Requirement:
The records that follow need to be printed exactly. Leave out each image.

(Extracted records)
• • •
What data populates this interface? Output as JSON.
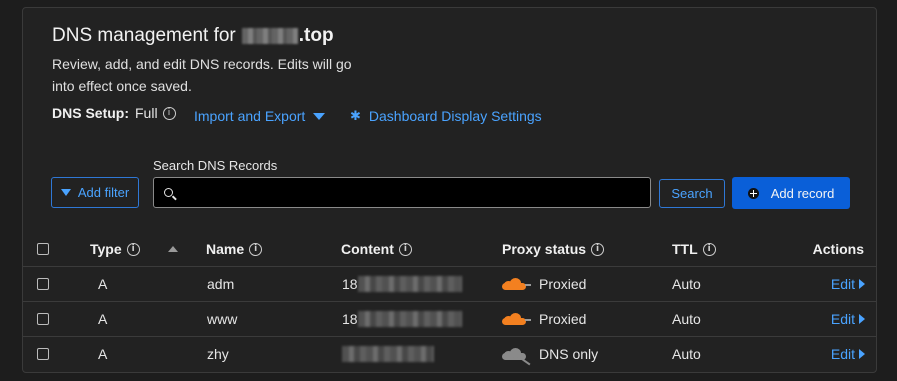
{
  "header": {
    "title_prefix": "DNS management for",
    "title_domain": ".top",
    "description": "Review, add, and edit DNS records. Edits will go into effect once saved.",
    "dns_setup_label": "DNS Setup:",
    "dns_setup_value": "Full",
    "import_export_label": "Import and Export",
    "dashboard_settings_label": "Dashboard Display Settings"
  },
  "toolbar": {
    "search_label": "Search DNS Records",
    "search_value": "",
    "add_filter_label": "Add filter",
    "search_button_label": "Search",
    "add_record_label": "Add record"
  },
  "table": {
    "columns": {
      "type": "Type",
      "name": "Name",
      "content": "Content",
      "proxy_status": "Proxy status",
      "ttl": "TTL",
      "actions": "Actions"
    },
    "rows": [
      {
        "type": "A",
        "name": "adm",
        "content": "18",
        "proxy_status": "Proxied",
        "proxied": true,
        "ttl": "Auto",
        "action": "Edit"
      },
      {
        "type": "A",
        "name": "www",
        "content": "18",
        "proxy_status": "Proxied",
        "proxied": true,
        "ttl": "Auto",
        "action": "Edit"
      },
      {
        "type": "A",
        "name": "zhy",
        "content": "",
        "proxy_status": "DNS only",
        "proxied": false,
        "ttl": "Auto",
        "action": "Edit"
      }
    ]
  },
  "icons": {
    "info": "info-circle-icon",
    "caret": "caret-down-icon",
    "gear": "gear-icon",
    "filter": "funnel-icon",
    "search": "search-icon",
    "add": "plus-circle-icon",
    "sort": "sort-ascending-icon",
    "proxied": "orange-cloud-icon",
    "dns_only": "grey-cloud-icon",
    "edit": "chevron-right-icon"
  },
  "colors": {
    "accent": "#4aa3ff",
    "primary_button": "#0a5fd8",
    "proxied_cloud": "#f38020",
    "dns_only_cloud": "#8a8a8a"
  }
}
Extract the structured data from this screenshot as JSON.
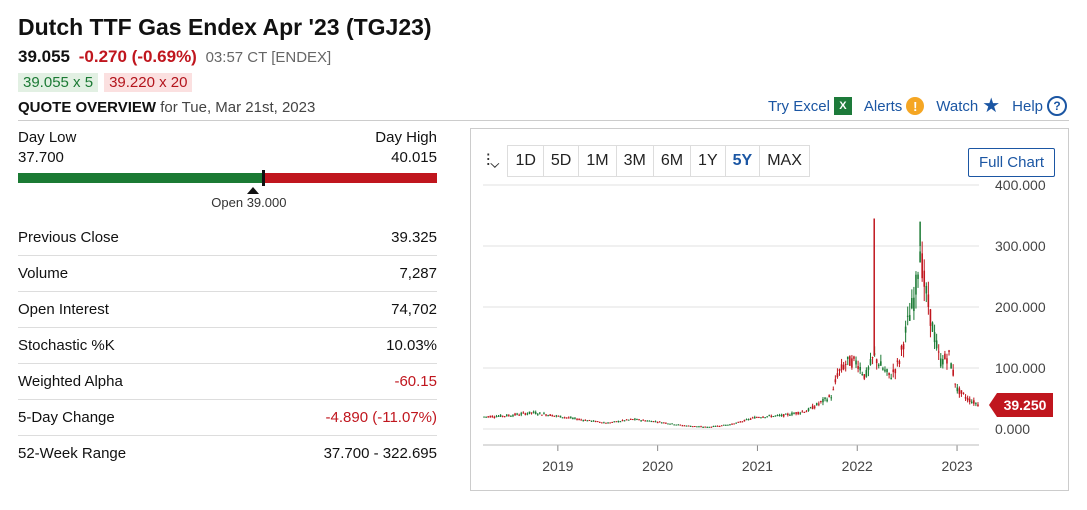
{
  "header": {
    "title": "Dutch TTF Gas Endex Apr '23 (TGJ23)",
    "last": "39.055",
    "change": "-0.270 (-0.69%)",
    "time": "03:57 CT [ENDEX]",
    "bid": "39.055 x 5",
    "ask": "39.220 x 20",
    "overview_label": "QUOTE OVERVIEW",
    "overview_date": "for Tue, Mar 21st, 2023"
  },
  "links": {
    "excel": "Try Excel",
    "alerts": "Alerts",
    "watch": "Watch",
    "help": "Help"
  },
  "range": {
    "low_label": "Day Low",
    "low_value": "37.700",
    "high_label": "Day High",
    "high_value": "40.015",
    "open_label": "Open 39.000",
    "low": 37.7,
    "high": 40.015,
    "open": 39.0,
    "last": 39.055
  },
  "stats": [
    {
      "label": "Previous Close",
      "value": "39.325",
      "neg": false
    },
    {
      "label": "Volume",
      "value": "7,287",
      "neg": false
    },
    {
      "label": "Open Interest",
      "value": "74,702",
      "neg": false
    },
    {
      "label": "Stochastic %K",
      "value": "10.03%",
      "neg": false
    },
    {
      "label": "Weighted Alpha",
      "value": "-60.15",
      "neg": true
    },
    {
      "label": "5-Day Change",
      "value": "-4.890 (-11.07%)",
      "neg": true
    },
    {
      "label": "52-Week Range",
      "value": "37.700 - 322.695",
      "neg": false
    }
  ],
  "chart": {
    "type_icon": "candlestick-icon",
    "ranges": [
      "1D",
      "5D",
      "1M",
      "3M",
      "6M",
      "1Y",
      "5Y",
      "MAX"
    ],
    "active_range": "5Y",
    "full_chart": "Full Chart",
    "current_label": "39.250"
  },
  "colors": {
    "up": "#1b7a34",
    "down": "#c0161e",
    "link": "#1b56a3"
  },
  "chart_data": {
    "type": "line",
    "x": [
      2018.25,
      2018.5,
      2018.75,
      2019.0,
      2019.25,
      2019.5,
      2019.75,
      2020.0,
      2020.25,
      2020.5,
      2020.75,
      2021.0,
      2021.25,
      2021.5,
      2021.75,
      2021.8,
      2021.9,
      2022.0,
      2022.08,
      2022.17,
      2022.25,
      2022.33,
      2022.42,
      2022.5,
      2022.58,
      2022.63,
      2022.67,
      2022.75,
      2022.83,
      2022.92,
      2023.0,
      2023.1,
      2023.22
    ],
    "series": [
      {
        "name": "",
        "values": [
          20,
          22,
          27,
          21,
          15,
          10,
          16,
          12,
          6,
          3,
          8,
          20,
          22,
          30,
          55,
          90,
          110,
          110,
          85,
          120,
          100,
          85,
          110,
          170,
          220,
          300,
          240,
          170,
          110,
          120,
          65,
          50,
          39.25
        ]
      }
    ],
    "peaks": [
      {
        "x": 2022.17,
        "y": 345
      },
      {
        "x": 2022.63,
        "y": 340
      }
    ],
    "xticks": [
      "2019",
      "2020",
      "2021",
      "2022",
      "2023"
    ],
    "yticks": [
      "400.000",
      "300.000",
      "200.000",
      "100.000",
      "0.000"
    ],
    "xlim": [
      2018.25,
      2023.22
    ],
    "ylim": [
      0,
      400
    ],
    "grid": true
  }
}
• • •
Written solution:
What data populates this interface? Output as JSON.
{
  "header": {
    "title_prefix": "DNS management for",
    "title_domain": ".top",
    "description": "Review, add, and edit DNS records. Edits will go into effect once saved.",
    "dns_setup_label": "DNS Setup:",
    "dns_setup_value": "Full",
    "import_export_label": "Import and Export",
    "dashboard_settings_label": "Dashboard Display Settings"
  },
  "toolbar": {
    "search_label": "Search DNS Records",
    "search_value": "",
    "add_filter_label": "Add filter",
    "search_button_label": "Search",
    "add_record_label": "Add record"
  },
  "table": {
    "columns": {
      "type": "Type",
      "name": "Name",
      "content": "Content",
      "proxy_status": "Proxy status",
      "ttl": "TTL",
      "actions": "Actions"
    },
    "rows": [
      {
        "type": "A",
        "name": "adm",
        "content": "18",
        "proxy_status": "Proxied",
        "proxied": true,
        "ttl": "Auto",
        "action": "Edit"
      },
      {
        "type": "A",
        "name": "www",
        "content": "18",
        "proxy_status": "Proxied",
        "proxied": true,
        "ttl": "Auto",
        "action": "Edit"
      },
      {
        "type": "A",
        "name": "zhy",
        "content": "",
        "proxy_status": "DNS only",
        "proxied": false,
        "ttl": "Auto",
        "action": "Edit"
      }
    ]
  },
  "icons": {
    "info": "info-circle-icon",
    "caret": "caret-down-icon",
    "gear": "gear-icon",
    "filter": "funnel-icon",
    "search": "search-icon",
    "add": "plus-circle-icon",
    "sort": "sort-ascending-icon",
    "proxied": "orange-cloud-icon",
    "dns_only": "grey-cloud-icon",
    "edit": "chevron-right-icon"
  },
  "colors": {
    "accent": "#4aa3ff",
    "primary_button": "#0a5fd8",
    "proxied_cloud": "#f38020",
    "dns_only_cloud": "#8a8a8a"
  }
}
Extract the structured data from this screenshot as JSON.
{
  "header": {
    "title": "Dutch TTF Gas Endex Apr '23 (TGJ23)",
    "last": "39.055",
    "change": "-0.270 (-0.69%)",
    "time": "03:57 CT [ENDEX]",
    "bid": "39.055 x 5",
    "ask": "39.220 x 20",
    "overview_label": "QUOTE OVERVIEW",
    "overview_date": "for Tue, Mar 21st, 2023"
  },
  "links": {
    "excel": "Try Excel",
    "alerts": "Alerts",
    "watch": "Watch",
    "help": "Help"
  },
  "range": {
    "low_label": "Day Low",
    "low_value": "37.700",
    "high_label": "Day High",
    "high_value": "40.015",
    "open_label": "Open 39.000",
    "low": 37.7,
    "high": 40.015,
    "open": 39.0,
    "last": 39.055
  },
  "stats": [
    {
      "label": "Previous Close",
      "value": "39.325",
      "neg": false
    },
    {
      "label": "Volume",
      "value": "7,287",
      "neg": false
    },
    {
      "label": "Open Interest",
      "value": "74,702",
      "neg": false
    },
    {
      "label": "Stochastic %K",
      "value": "10.03%",
      "neg": false
    },
    {
      "label": "Weighted Alpha",
      "value": "-60.15",
      "neg": true
    },
    {
      "label": "5-Day Change",
      "value": "-4.890 (-11.07%)",
      "neg": true
    },
    {
      "label": "52-Week Range",
      "value": "37.700 - 322.695",
      "neg": false
    }
  ],
  "chart": {
    "type_icon": "candlestick-icon",
    "ranges": [
      "1D",
      "5D",
      "1M",
      "3M",
      "6M",
      "1Y",
      "5Y",
      "MAX"
    ],
    "active_range": "5Y",
    "full_chart": "Full Chart",
    "current_label": "39.250"
  },
  "colors": {
    "up": "#1b7a34",
    "down": "#c0161e",
    "link": "#1b56a3"
  },
  "chart_data": {
    "type": "line",
    "x": [
      2018.25,
      2018.5,
      2018.75,
      2019.0,
      2019.25,
      2019.5,
      2019.75,
      2020.0,
      2020.25,
      2020.5,
      2020.75,
      2021.0,
      2021.25,
      2021.5,
      2021.75,
      2021.8,
      2021.9,
      2022.0,
      2022.08,
      2022.17,
      2022.25,
      2022.33,
      2022.42,
      2022.5,
      2022.58,
      2022.63,
      2022.67,
      2022.75,
      2022.83,
      2022.92,
      2023.0,
      2023.1,
      2023.22
    ],
    "series": [
      {
        "name": "",
        "values": [
          20,
          22,
          27,
          21,
          15,
          10,
          16,
          12,
          6,
          3,
          8,
          20,
          22,
          30,
          55,
          90,
          110,
          110,
          85,
          120,
          100,
          85,
          110,
          170,
          220,
          300,
          240,
          170,
          110,
          120,
          65,
          50,
          39.25
        ]
      }
    ],
    "peaks": [
      {
        "x": 2022.17,
        "y": 345
      },
      {
        "x": 2022.63,
        "y": 340
      }
    ],
    "xticks": [
      "2019",
      "2020",
      "2021",
      "2022",
      "2023"
    ],
    "yticks": [
      "400.000",
      "300.000",
      "200.000",
      "100.000",
      "0.000"
    ],
    "xlim": [
      2018.25,
      2023.22
    ],
    "ylim": [
      0,
      400
    ],
    "grid": true
  }
}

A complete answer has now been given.